In this post I show you how to setup a web proxy with Docker in no time. But first of all we should ask ourselves why do we actually want to do that?
Example code: https://github.com/stefpe/squid_proxy
Why a proxy?
A proxy is sitting between a client(sending a request ) and a server(responding to the client). The proxy acts as client in front of the server
- Caching server responses
- Enforce network access policies by filtering the client requests
- Reverse proxy
- Monitoring user traffic
- Page fragment caching via ESI (e.g. Symfony framework)
- Deploy a traffic proxy in another country/region to unblock foreign checks
As you can see a proxy offers a lot of possibilities to improve the performance and exprience of your application setup and makes your daily dev life easier.
Let’s run a proxy — Squid (old but gold)
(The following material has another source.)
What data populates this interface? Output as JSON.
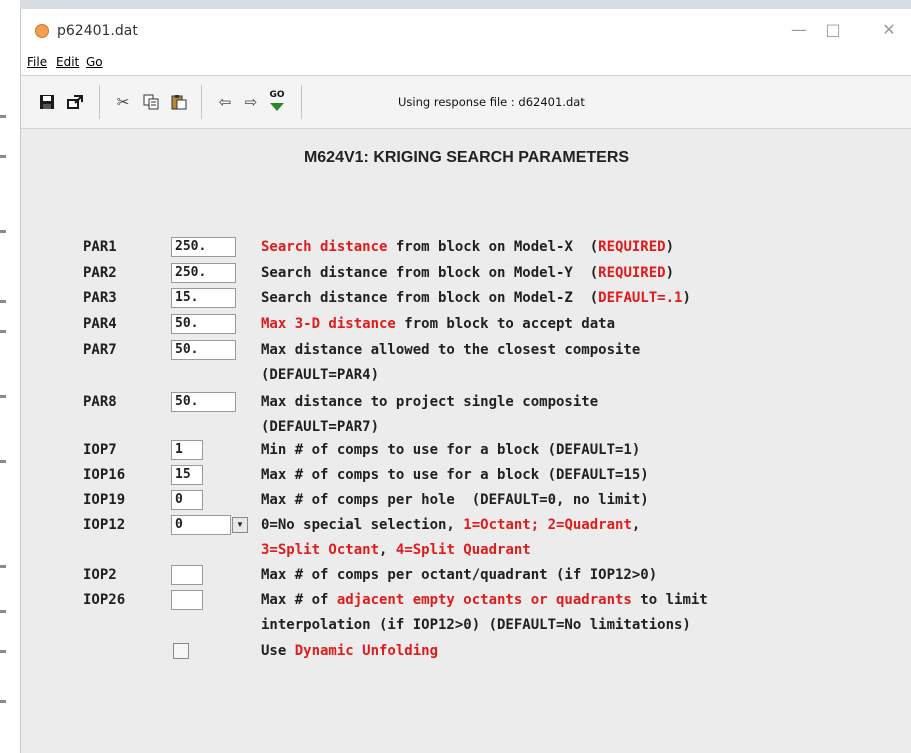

We take it easy and use a squid proxy image ready to lift off. Squid is also easy to install on ubuntu with a simple apt install squid. So here’s the docker-compose.yml to setup the proxy:
In the github project linked to this post you can find a custom squid.conf file that I already adjusted to work as simple bypass proxy server.
Tweaking the config
As you can see above in the docker-compose.yml, we can adjust the config by overwriting it via a volume mount. What got changed to be a bypass proxy?
- Disable caching and avoid autogenerating the defaul log folder:
cache deny all
- Disable access log(optional):
- Allow connecting to it from everywhere (may vary for your prod setup)
http_access allow all